Let me just tell you a secret.
I was so upset that I didn't take my camera out for nearly 6 months. Since I take at least 100 pictures a day, that is profound.
As I started going darker and darker with my exposure, it changed my photography and it changed how I saw and ultimately captured the light. I made it a point to really see the light. Where is it coming from?Where is it landing? Where is it concentrated?
Here are some images I took around that time.
What I learned through this process is that there is power in under exposure.
The next picture was taken on a an overcast, freezing day, in Dachau, Germany. I have been there twice, and twice it has been miserable. I have been there once in summer and once in winter. Recently, I was there in December. It was so cold, and the skies were so gray. There wasn't much ambient light to be had when I walked up to the Jewish Monument. The light and the air was so gray. The thing is, I remember it this way in the summer as well. Haunting.

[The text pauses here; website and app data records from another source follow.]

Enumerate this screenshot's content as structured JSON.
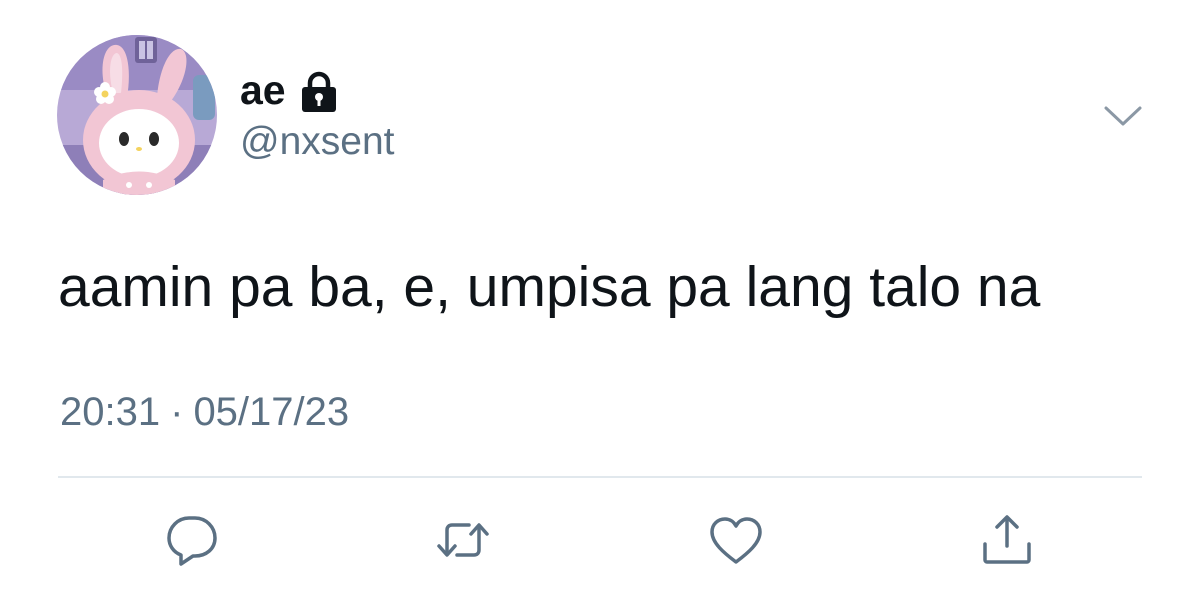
{
  "user": {
    "display_name": "ae",
    "protected_icon": "lock-icon",
    "handle": "@nxsent",
    "avatar": "avatar-image"
  },
  "tweet": {
    "text": "aamin pa ba, e, umpisa pa lang talo na",
    "time": "20:31",
    "separator": "·",
    "date": "05/17/23"
  },
  "menu": {
    "icon": "chevron-down-icon"
  },
  "actions": [
    {
      "name": "reply",
      "icon": "reply-icon"
    },
    {
      "name": "retweet",
      "icon": "retweet-icon"
    },
    {
      "name": "like",
      "icon": "heart-icon"
    },
    {
      "name": "share",
      "icon": "share-icon"
    }
  ],
  "colors": {
    "primary_text": "#0f1419",
    "secondary_text": "#5b7083",
    "divider": "#e1e8ed"
  }
}
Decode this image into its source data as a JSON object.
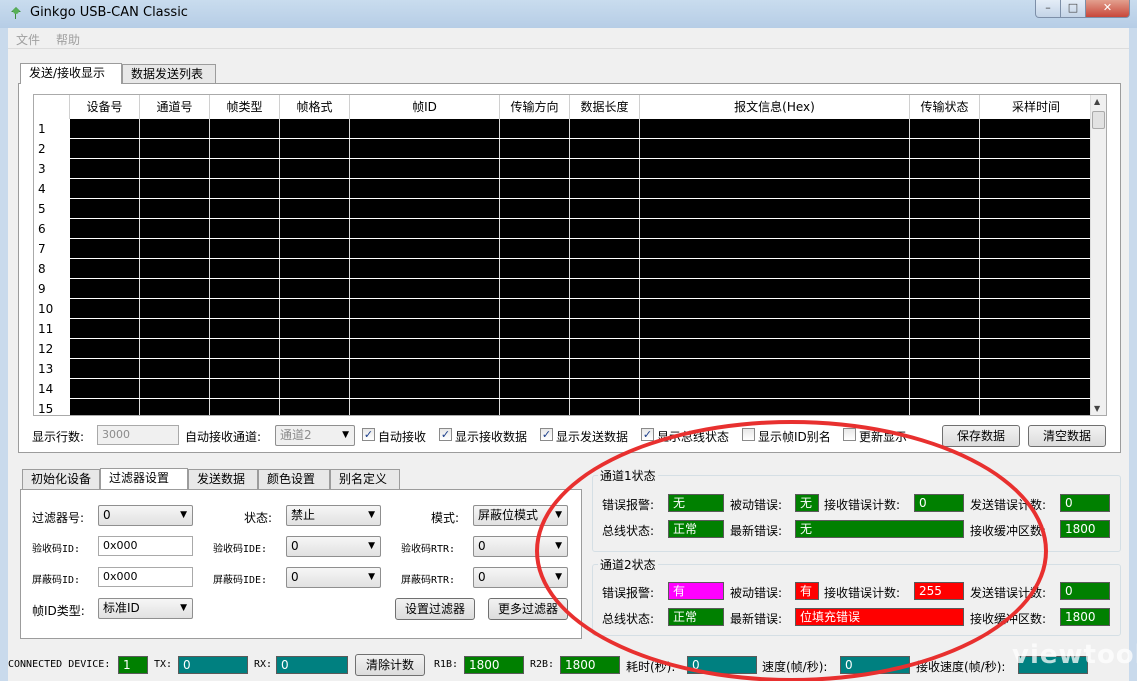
{
  "window": {
    "title": "Ginkgo USB-CAN Classic",
    "min": "–",
    "max": "□",
    "close": "✕"
  },
  "menu": [
    "文件",
    "帮助"
  ],
  "top_tabs": [
    "发送/接收显示",
    "数据发送列表"
  ],
  "grid": {
    "columns": [
      "设备号",
      "通道号",
      "帧类型",
      "帧格式",
      "帧ID",
      "传输方向",
      "数据长度",
      "报文信息(Hex)",
      "传输状态",
      "采样时间"
    ],
    "row_numbers": [
      "1",
      "2",
      "3",
      "4",
      "5",
      "6",
      "7",
      "8",
      "9",
      "10",
      "11",
      "12",
      "13",
      "14",
      "15"
    ]
  },
  "options": {
    "rows_label": "显示行数:",
    "rows_value": "3000",
    "auto_channel_label": "自动接收通道:",
    "auto_channel_value": "通道2",
    "checks": [
      {
        "label": "自动接收",
        "checked": true
      },
      {
        "label": "显示接收数据",
        "checked": true
      },
      {
        "label": "显示发送数据",
        "checked": true
      },
      {
        "label": "显示总线状态",
        "checked": true
      },
      {
        "label": "显示帧ID别名",
        "checked": false
      },
      {
        "label": "更新显示",
        "checked": false
      }
    ],
    "save_btn": "保存数据",
    "clear_btn": "清空数据"
  },
  "bottom_tabs": [
    "初始化设备",
    "过滤器设置",
    "发送数据",
    "颜色设置",
    "别名定义"
  ],
  "filter": {
    "filter_no_label": "过滤器号:",
    "filter_no_value": "0",
    "state_label": "状态:",
    "state_value": "禁止",
    "mode_label": "模式:",
    "mode_value": "屏蔽位模式",
    "acc_id_label": "验收码ID:",
    "acc_id_value": "0x000",
    "acc_ide_label": "验收码IDE:",
    "acc_ide_value": "0",
    "acc_rtr_label": "验收码RTR:",
    "acc_rtr_value": "0",
    "mask_id_label": "屏蔽码ID:",
    "mask_id_value": "0x000",
    "mask_ide_label": "屏蔽码IDE:",
    "mask_ide_value": "0",
    "mask_rtr_label": "屏蔽码RTR:",
    "mask_rtr_value": "0",
    "frame_type_label": "帧ID类型:",
    "frame_type_value": "标准ID",
    "set_btn": "设置过滤器",
    "more_btn": "更多过滤器"
  },
  "ch1": {
    "title": "通道1状态",
    "err_alarm_label": "错误报警:",
    "err_alarm": "无",
    "passive_label": "被动错误:",
    "passive": "无",
    "rx_err_label": "接收错误计数:",
    "rx_err": "0",
    "tx_err_label": "发送错误计数:",
    "tx_err": "0",
    "bus_label": "总线状态:",
    "bus": "正常",
    "latest_label": "最新错误:",
    "latest": "无",
    "rxbuf_label": "接收缓冲区数:",
    "rxbuf": "1800"
  },
  "ch2": {
    "title": "通道2状态",
    "err_alarm_label": "错误报警:",
    "err_alarm": "有",
    "passive_label": "被动错误:",
    "passive": "有",
    "rx_err_label": "接收错误计数:",
    "rx_err": "255",
    "tx_err_label": "发送错误计数:",
    "tx_err": "0",
    "bus_label": "总线状态:",
    "bus": "正常",
    "latest_label": "最新错误:",
    "latest": "位填充错误",
    "rxbuf_label": "接收缓冲区数:",
    "rxbuf": "1800"
  },
  "statusbar": {
    "device_label": "CONNECTED DEVICE:",
    "device": "1",
    "tx_label": "TX:",
    "tx": "0",
    "rx_label": "RX:",
    "rx": "0",
    "clear_btn": "清除计数",
    "r1b_label": "R1B:",
    "r1b": "1800",
    "r2b_label": "R2B:",
    "r2b": "1800",
    "elapsed_label": "耗时(秒):",
    "elapsed": "0",
    "speed_label": "速度(帧/秒):",
    "speed": "0",
    "rx_speed_label": "接收速度(帧/秒):",
    "rx_speed": ""
  },
  "watermark": "viewtool",
  "colors": {
    "ok": "#008000",
    "error": "#ff0000",
    "alarm": "#ff00ff",
    "counter": "#008080",
    "annotation": "#e8302f"
  }
}
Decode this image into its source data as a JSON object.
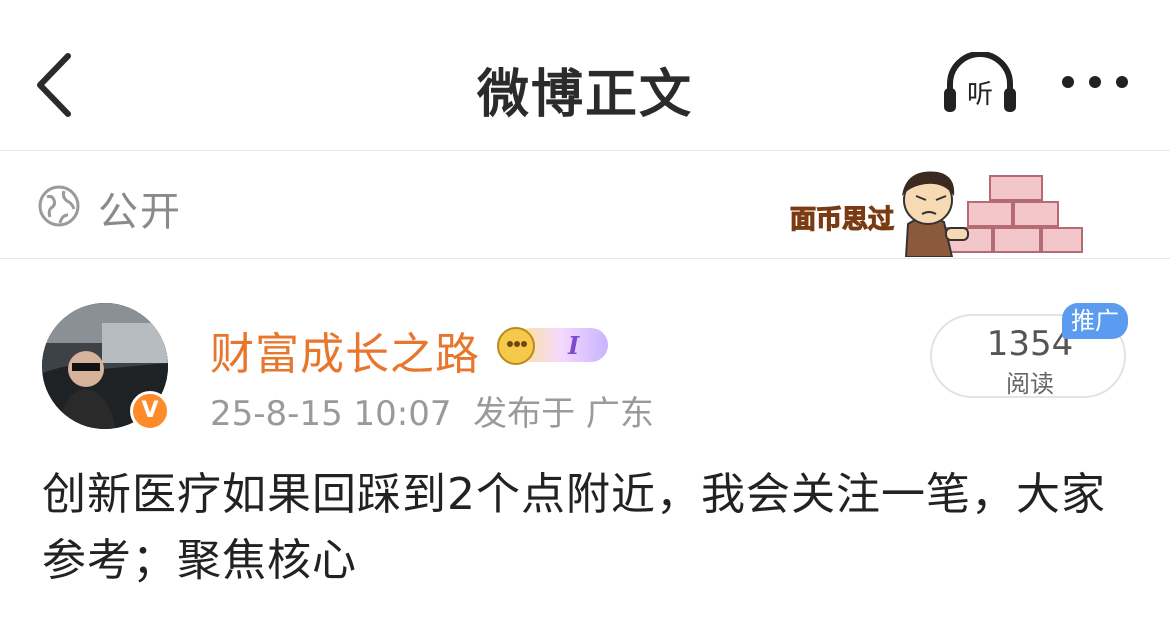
{
  "nav": {
    "title": "微博正文",
    "listen_label": "听"
  },
  "visibility": {
    "label": "公开",
    "sticker_text": "面币思过"
  },
  "post": {
    "username": "财富成长之路",
    "level_badge": "I",
    "timestamp": "25-8-15 10:07",
    "source": "发布于 广东",
    "read_count": "1354",
    "read_label": "阅读",
    "ad_tag": "推广",
    "verified_badge": "V",
    "content": "创新医疗如果回踩到2个点附近，我会关注一笔，大家参考；聚焦核心"
  },
  "colors": {
    "username": "#e8762d",
    "ad_tag": "#5b9bf0",
    "verified": "#ff8a2a"
  },
  "icons": [
    "back-arrow-icon",
    "headphones-icon",
    "more-dots-icon",
    "globe-icon"
  ]
}
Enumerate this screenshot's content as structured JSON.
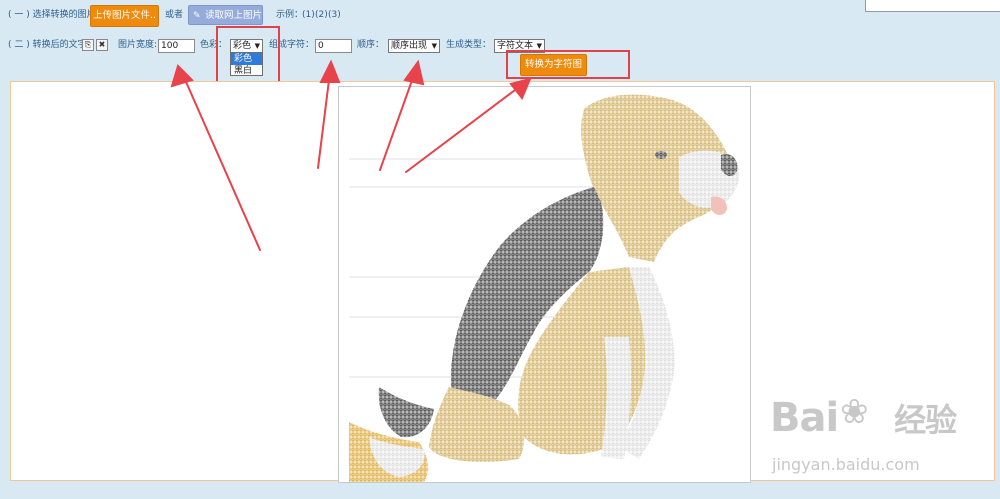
{
  "row1": {
    "label": "( 一 ) 选择转换的图片:",
    "upload_button": "上传图片文件..",
    "or_text": "或者",
    "read_online_button": "读取网上图片",
    "examples_label": "示例：",
    "examples": [
      "(1)",
      "(2)",
      "(3)"
    ]
  },
  "row2": {
    "label": "( 二 ) 转换后的文字:",
    "width_label": "图片宽度:",
    "width_value": "100",
    "color_label": "色彩：",
    "color_selected": "彩色",
    "color_options": [
      "彩色",
      "黑白"
    ],
    "chars_label": "组成字符：",
    "chars_value": "0",
    "order_label": "顺序：",
    "order_selected": "顺序出现",
    "gen_type_label": "生成类型：",
    "gen_type_selected": "字符文本",
    "convert_button": "转换为字符图"
  },
  "watermark": {
    "brand": "Bai",
    "brand_suffix": "经验",
    "url": "jingyan.baidu.com"
  },
  "colors": {
    "accent_orange": "#ee8a0c",
    "blue_button": "#95abd9",
    "annotation_red": "#e0424a",
    "page_bg": "#d8e9f4"
  }
}
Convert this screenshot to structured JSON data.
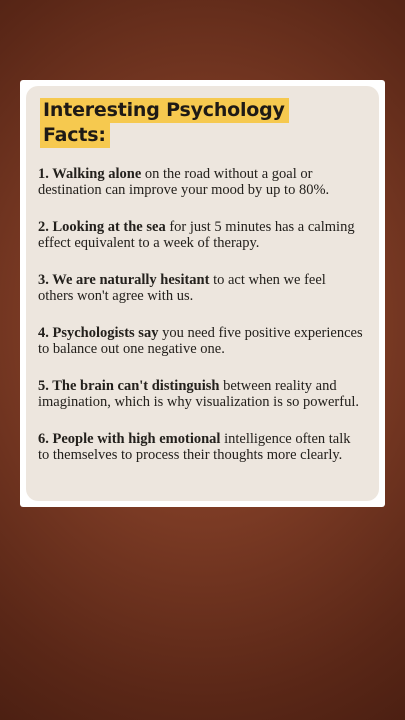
{
  "title": {
    "line1": "Interesting Psychology",
    "line2": "Facts:"
  },
  "facts": [
    {
      "lead": "1. Walking alone",
      "rest": " on the road without a goal or destination can improve your mood by up to 80%."
    },
    {
      "lead": "2. Looking at the sea",
      "rest": " for just 5 minutes has a calming effect equivalent to a week of therapy."
    },
    {
      "lead": "3. We are naturally hesitant",
      "rest": " to act when we feel others won't agree with us."
    },
    {
      "lead": "4. Psychologists say",
      "rest": " you need five positive experiences to balance out one negative one."
    },
    {
      "lead": "5. The brain can't distinguish",
      "rest": " between reality and imagination, which is why visualization is so powerful."
    },
    {
      "lead": "6. People with high emotional",
      "rest": " intelligence often talk to themselves to process their thoughts more clearly."
    }
  ],
  "colors": {
    "title_highlight": "#f6c94f",
    "card_background": "#ede6de",
    "page_background": "#7a3a24"
  }
}
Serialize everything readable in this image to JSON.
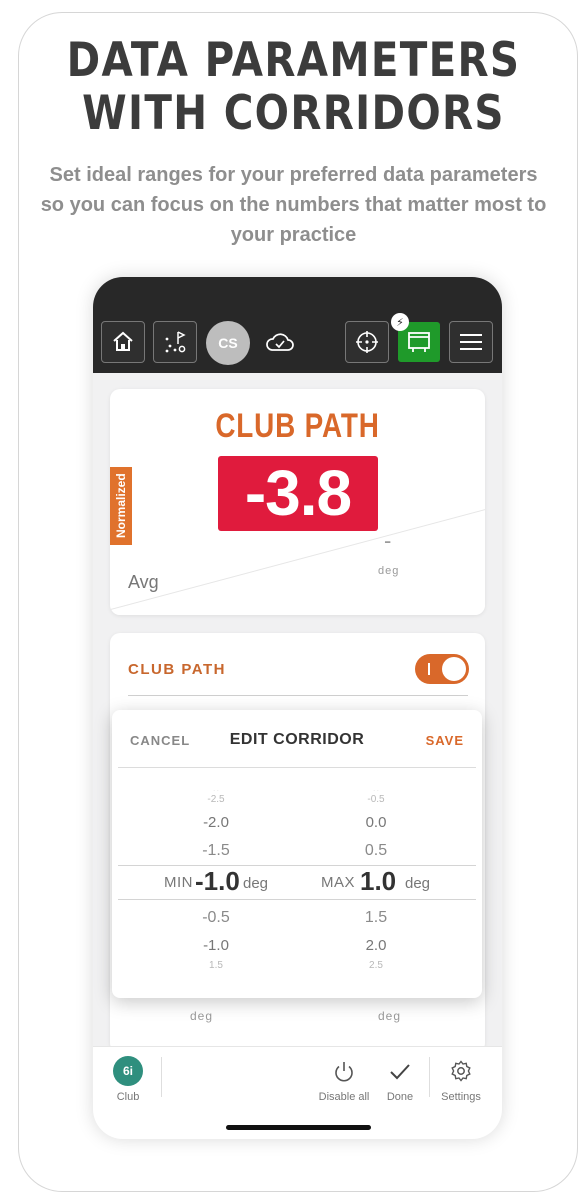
{
  "headline": {
    "line1": "DATA PARAMETERS",
    "line2": "WITH CORRIDORS"
  },
  "subtitle": "Set ideal ranges for your preferred data parameters so you can focus on the numbers that matter most to your practice",
  "topbar": {
    "avatar_initials": "CS",
    "icons": [
      "home-icon",
      "course-icon",
      "cloud-check-icon",
      "crosshair-icon",
      "device-icon",
      "menu-icon"
    ],
    "active_color": "#1f9a2a"
  },
  "metric_card": {
    "title": "CLUB PATH",
    "value": "-3.8",
    "badge": "Normalized",
    "avg_label": "Avg",
    "avg_value": "-",
    "unit": "deg",
    "value_color": "#e01b3d",
    "accent_color": "#d9682a"
  },
  "settings": {
    "label": "CLUB PATH",
    "toggle_on": true
  },
  "edit_corridor": {
    "cancel": "CANCEL",
    "title": "EDIT CORRIDOR",
    "save": "SAVE",
    "min": {
      "label": "MIN",
      "value": "-1.0",
      "unit": "deg",
      "above": [
        "-2.5",
        "-2.0",
        "-1.5"
      ],
      "below": [
        "-0.5",
        "-1.0",
        "1.5"
      ]
    },
    "max": {
      "label": "MAX",
      "value": "1.0",
      "unit": "deg",
      "above": [
        "-0.5",
        "0.0",
        "0.5"
      ],
      "below": [
        "1.5",
        "2.0",
        "2.5"
      ]
    }
  },
  "lower_units": [
    "deg",
    "deg"
  ],
  "bottombar": {
    "club_badge": "6i",
    "club_label": "Club",
    "disable_all": "Disable all",
    "done": "Done",
    "settings": "Settings"
  }
}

I usually snap away and then deal with exposure issues in post processing but I knew this time I really wanted to go dark and "find the light". This is a dramatically haunting location. I followed my husband and my daughter down the ramp and into the chamber. They walked through and left. I hung behind because I knew there was something poignant to capture.
I'm happy to say that while things are not as difficult as they were a couple of years ago, I am still intentionally underexposing to find the light. I love dramatic photography, which is something that has taken me years to figure out.
While in the past, I have specialized in commercial photography, my photography has evolved into something that is not commercial. I'm okay with that.
Are you wondering how to under expose your images to find the light?
Look through the viewfinder of your DSLR that is set on "evaluative metering". Do you see this:
This is your in camera light meter. The center (in theory) should represent correct exposure. The numbers to the right of the center represent a brighter exposure, and the numbers to the left of the center represent a darker exposure. Depending on how your DSLR is set up, you will use a dial to move the exposure up and down. Moving the exposure even slightly to the left will help you get a feel for how your camera responds to under exposure. I recommend playing with it to see the results that you get. I should note that I don't believe in this as rule but rather as a technique used to achieve a specific outcome.
Ready to take the next step in post processing?